Similarly, many of the recipes in this book seem to take it for granted that you’re using SQL Server Enterprise Edition. Granted, that’s going to be the case for many readers – but there are also gobs of DBAs out there working for small-to-medium businesses who will find this book very helpful and valuable. I just worry that many of those DBAs might occasionally run afoul of getting excited about a particular solution only to find out that it won’t work in their environment because it’s treating a feature that only works on Enterprise Edition.

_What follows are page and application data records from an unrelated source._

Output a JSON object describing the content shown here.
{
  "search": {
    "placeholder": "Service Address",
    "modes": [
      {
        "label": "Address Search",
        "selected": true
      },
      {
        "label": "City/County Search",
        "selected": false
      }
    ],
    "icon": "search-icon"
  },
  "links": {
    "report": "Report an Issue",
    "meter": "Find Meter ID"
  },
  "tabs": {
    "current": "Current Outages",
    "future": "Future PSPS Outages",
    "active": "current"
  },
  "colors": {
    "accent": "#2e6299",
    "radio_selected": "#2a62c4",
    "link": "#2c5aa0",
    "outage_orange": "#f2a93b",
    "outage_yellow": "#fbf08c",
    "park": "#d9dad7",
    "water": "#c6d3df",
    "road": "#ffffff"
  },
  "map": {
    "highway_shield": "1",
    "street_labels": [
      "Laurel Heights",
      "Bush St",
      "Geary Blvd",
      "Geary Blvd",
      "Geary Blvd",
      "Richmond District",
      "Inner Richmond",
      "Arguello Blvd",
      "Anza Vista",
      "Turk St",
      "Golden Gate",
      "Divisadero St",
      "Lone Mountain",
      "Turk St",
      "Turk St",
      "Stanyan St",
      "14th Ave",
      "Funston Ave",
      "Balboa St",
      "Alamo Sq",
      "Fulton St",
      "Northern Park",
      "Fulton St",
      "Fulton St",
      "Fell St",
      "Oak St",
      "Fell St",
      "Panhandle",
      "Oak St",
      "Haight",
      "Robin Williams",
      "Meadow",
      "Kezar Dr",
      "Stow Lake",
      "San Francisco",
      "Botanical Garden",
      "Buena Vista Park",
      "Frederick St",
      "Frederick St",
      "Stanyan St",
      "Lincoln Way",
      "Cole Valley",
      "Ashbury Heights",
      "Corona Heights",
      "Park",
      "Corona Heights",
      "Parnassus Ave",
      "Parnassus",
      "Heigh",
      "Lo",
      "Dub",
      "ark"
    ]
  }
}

Finally, I do have one petty complaint – which is that as a cookbook (or reference book) the table of contents (TOC) for this book is ‘buried’ a bit too far into the book (it starts on/around page 16). This isn’t a crime or anything and is likely due to a simple oversight, but I can’t help but think that this book would be THAT much better of a reference if there were an abbreviated TOC on the front jacket cover with a full list of recipes closer to the front of the book. But, like I said, this really is a borderline petty comment or complaint about an otherwise excellent book.
Yes, this is a bit off a lengthy review – but that’s because this really is a great book. It was written by an experienced author who knows SQL Server well and it outlines some very practical ‘recipes’ that SQL Server admins can actually use in the real world. Furthermore, because of this book’s step-by-step approach to addressing problems it will be a great reference for common/repeated tasks. But, because it also provides an overview of the basic concepts and techniques being addressed, it will serve as more than a mere set of rote instructions – making it an even more valuable reference or guide.
So, if you’re looking for practical ways to learning about SQL Server and addressing common administrative problems, then this book is a great resource that is WELL worth the price as it’s a resource that you’ll find yourself using over and over again in a number of different circumstances.